__The task__:
Could you print all of the data below again, exactly?

Items from an interface collection:
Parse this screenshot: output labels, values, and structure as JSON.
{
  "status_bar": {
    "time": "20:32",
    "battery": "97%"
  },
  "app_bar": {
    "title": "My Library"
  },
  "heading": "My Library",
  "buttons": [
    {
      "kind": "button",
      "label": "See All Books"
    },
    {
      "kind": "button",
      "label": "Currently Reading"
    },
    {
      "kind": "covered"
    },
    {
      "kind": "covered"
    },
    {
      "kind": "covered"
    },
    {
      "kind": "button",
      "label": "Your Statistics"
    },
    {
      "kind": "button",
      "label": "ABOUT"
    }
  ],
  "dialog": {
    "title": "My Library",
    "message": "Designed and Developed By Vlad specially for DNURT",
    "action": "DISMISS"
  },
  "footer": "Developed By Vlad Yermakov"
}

__Task output__:
Parse this screenshot: output labels, values, and structure as JSON.
{
  "status_bar": {
    "time": "20:32",
    "battery": "97%"
  },
  "app_bar": {
    "title": "My Library"
  },
  "heading": "My Library",
  "buttons": [
    {
      "kind": "button",
      "label": "See All Books"
    },
    {
      "kind": "button",
      "label": "Currently Reading"
    },
    {
      "kind": "covered"
    },
    {
      "kind": "covered"
    },
    {
      "kind": "covered"
    },
    {
      "kind": "button",
      "label": "Your Statistics"
    },
    {
      "kind": "button",
      "label": "ABOUT"
    }
  ],
  "dialog": {
    "title": "My Library",
    "message": "Designed and Developed By Vlad specially for DNURT",
    "action": "DISMISS"
  },
  "footer": "Developed By Vlad Yermakov"
}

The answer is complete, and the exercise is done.